(Nanowerk News) Indonesian researchers can access the latest research in particle physics from world-class scientists gathering for the 4th Asia-Pacific Conference on Few-Body Problems in Physics, which opened Tuesday.
Around 100 participants, including 88 top scientists from prominent universities in the Asia-Pacific region and around the world, are taking part in the five-day conference hosted by the University of Indonesia at its campus in Depok, West Java, 20 kilometers south of Jakarta.
Among the participants are representatives of the United States' Massachusetts Institute of Technology, Japan's Tokyo Institute of Science and Kyoto University, China's Nanjing University, Korea's Aerospace University, Malaysia's University of Malaya and the University of Indonesia.
Scientists from European countries are also attending, including some from Germany's University of Bonn, the Netherlands' University of Groningen and the United Kingdom's University of Glasgow.
In total, 24 countries are participating in the conference, Scientists will be sharing the latest research on the development of theoretical predictions and experiments in the few-body system, a basic branch in physics which deals with the interaction between two or more particles.
Indonesia's State Minister for Research and Technology Kusmayanto Kadiman said in his opening speech advances in the knowledge of few-body problems would be very helpful in the development of nanotechnology, which has been increasingly popular globally.
Nanotechnology is an applied science which aims to manipulate matter on an atomic and molecular scale, generally 100 nanometers in length or smaller, and develop materials or devices for that scale. Examples include the manufacture of polymers based on their molecular structure and the design of computer microchip layouts based on surface science.
Kusmayanto said Indonesia was currently still in the microelectronics phase, and was aiming to get to the nanoelectronics phase. He said the international conference was therefore highly relevant for the country.
"These world-class scientists will be sharing their recent research results here, which our students and lecturers can benefit from.
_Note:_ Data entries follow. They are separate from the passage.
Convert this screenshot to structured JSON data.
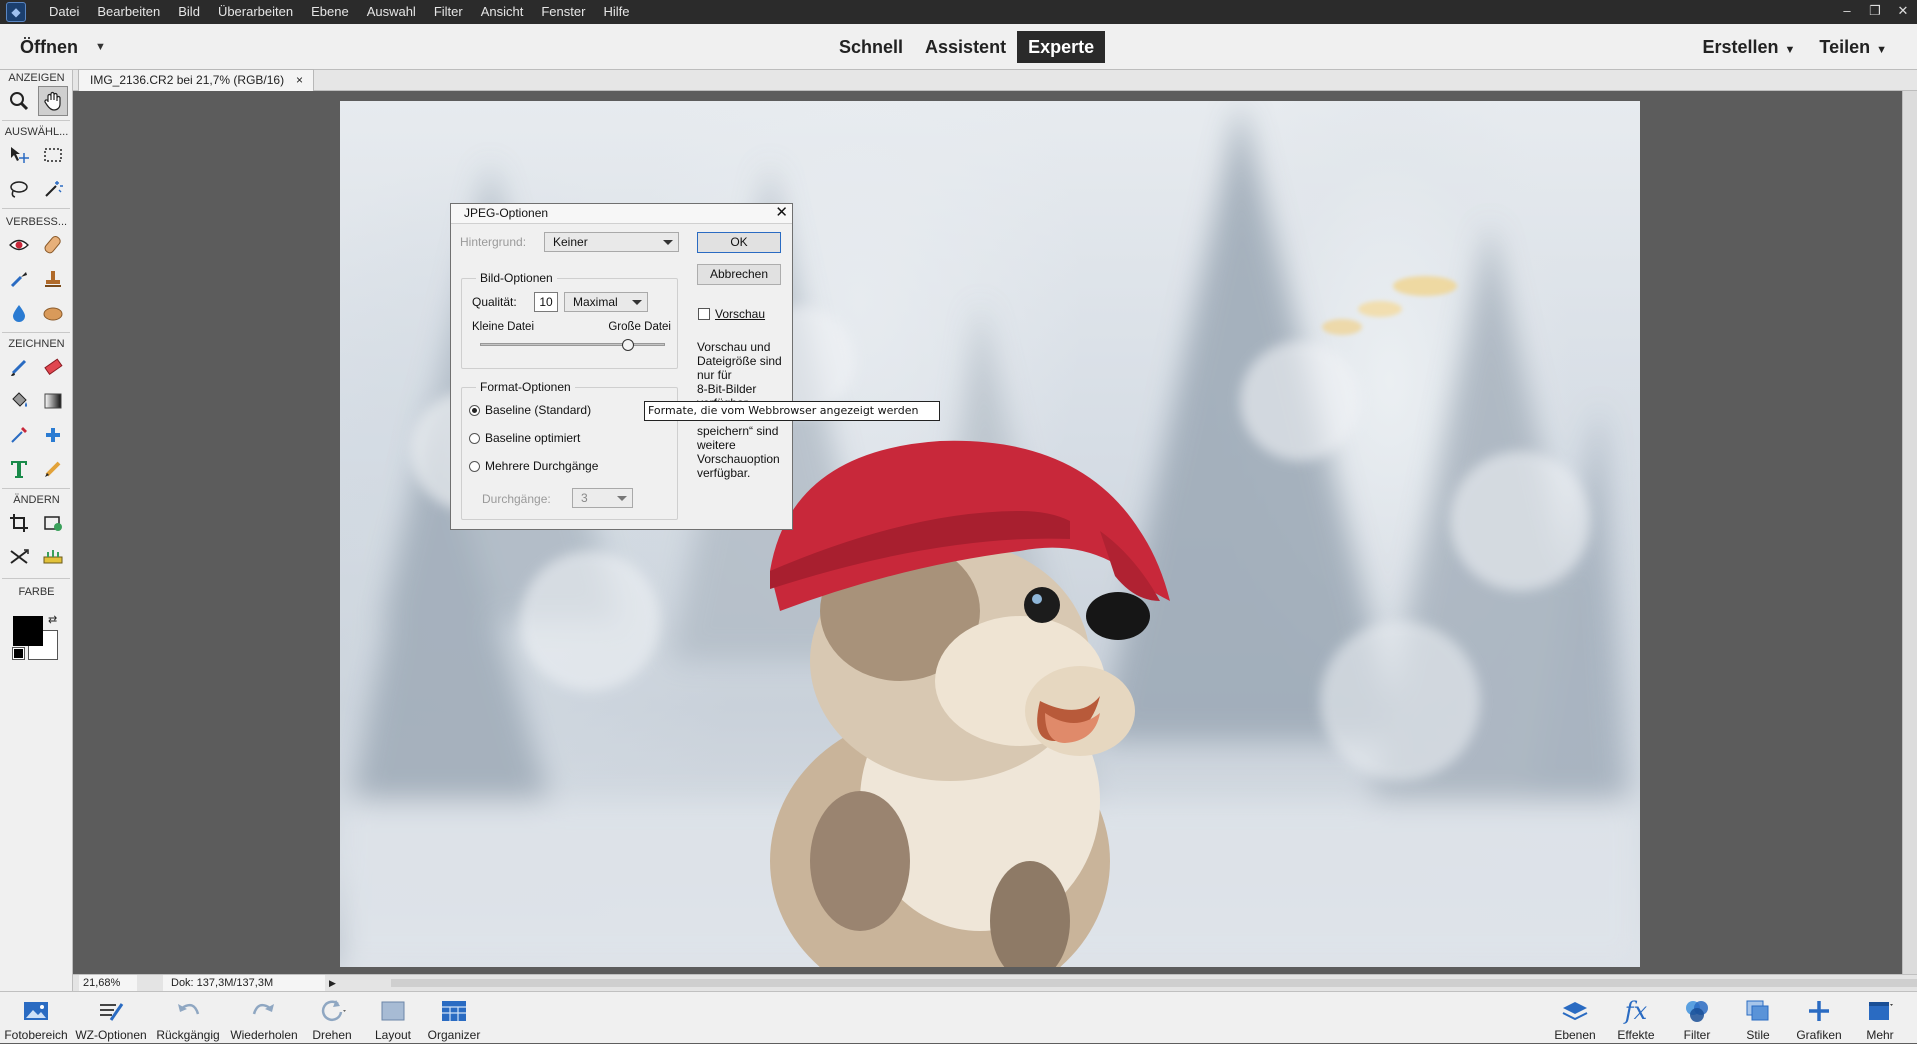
{
  "menubar": {
    "items": [
      "Datei",
      "Bearbeiten",
      "Bild",
      "Überarbeiten",
      "Ebene",
      "Auswahl",
      "Filter",
      "Ansicht",
      "Fenster",
      "Hilfe"
    ]
  },
  "topbar": {
    "open_label": "Öffnen",
    "modes": [
      "Schnell",
      "Assistent",
      "Experte"
    ],
    "active_mode": "Experte",
    "create_label": "Erstellen",
    "share_label": "Teilen"
  },
  "toolbox": {
    "sections": [
      "ANZEIGEN",
      "AUSWÄHL...",
      "VERBESS...",
      "ZEICHNEN",
      "ÄNDERN",
      "FARBE"
    ],
    "foreground_color": "#000000",
    "background_color": "#ffffff"
  },
  "document": {
    "tab_title": "IMG_2136.CR2 bei 21,7% (RGB/16)",
    "close_glyph": "×"
  },
  "status": {
    "zoom": "21,68%",
    "doc_size": "Dok: 137,3M/137,3M"
  },
  "dialog": {
    "title": "JPEG-Optionen",
    "background_label": "Hintergrund:",
    "background_value": "Keiner",
    "ok_label": "OK",
    "cancel_label": "Abbrechen",
    "preview_label": "Vorschau",
    "preview_checked": false,
    "image_options": {
      "title": "Bild-Optionen",
      "quality_label": "Qualität:",
      "quality_value": "10",
      "quality_preset": "Maximal",
      "small_file_label": "Kleine Datei",
      "large_file_label": "Große Datei",
      "slider_fraction": 0.8
    },
    "format_options": {
      "title": "Format-Optionen",
      "options": [
        "Baseline (Standard)",
        "Baseline optimiert",
        "Mehrere Durchgänge"
      ],
      "selected_index": 0,
      "passes_label": "Durchgänge:",
      "passes_value": "3"
    },
    "note_lines": [
      "Vorschau und",
      "Dateigröße sind",
      "nur für",
      "8-Bit-Bilder",
      "verfügbar.",
      "Web",
      "speichern“ sind",
      "weitere",
      "Vorschauoption",
      "verfügbar."
    ]
  },
  "tooltip": {
    "text": "Formate, die vom Webbrowser angezeigt werden"
  },
  "bottombar": {
    "left": [
      "Fotobereich",
      "WZ-Optionen",
      "Rückgängig",
      "Wiederholen",
      "Drehen",
      "Layout",
      "Organizer"
    ],
    "right": [
      "Ebenen",
      "Effekte",
      "Filter",
      "Stile",
      "Grafiken",
      "Mehr"
    ]
  },
  "colors": {
    "accent": "#2a6bc2",
    "menubar_bg": "#2b2b2b",
    "panel_bg": "#f0f0f0",
    "hat_red": "#c8283a"
  }
}
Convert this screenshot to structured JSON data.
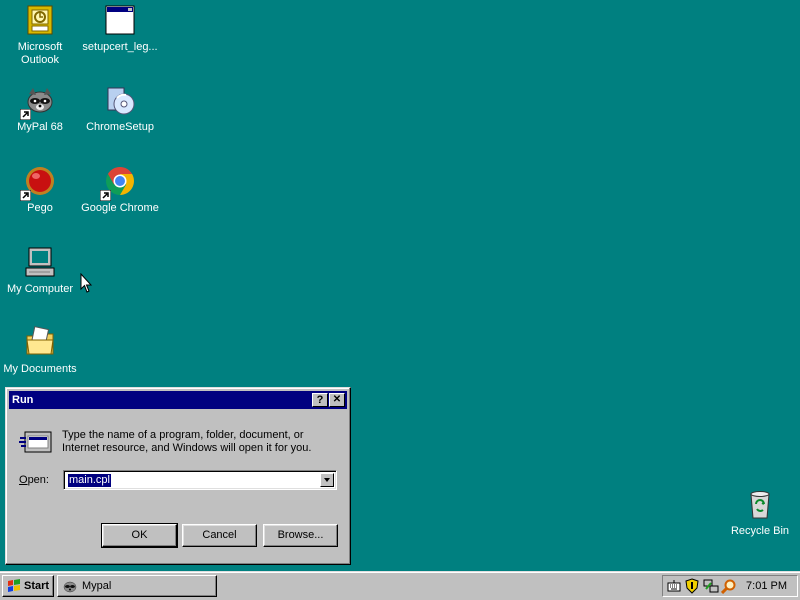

This face-to-face meeting enables us to get the information faster than waiting for their work to be published, which may take two or three more years," he said.
Cochair of the conference's steering committee, Terry Mart, said the conference could help Indonesia demonstrate to foreign scientists that "our scientists do exist".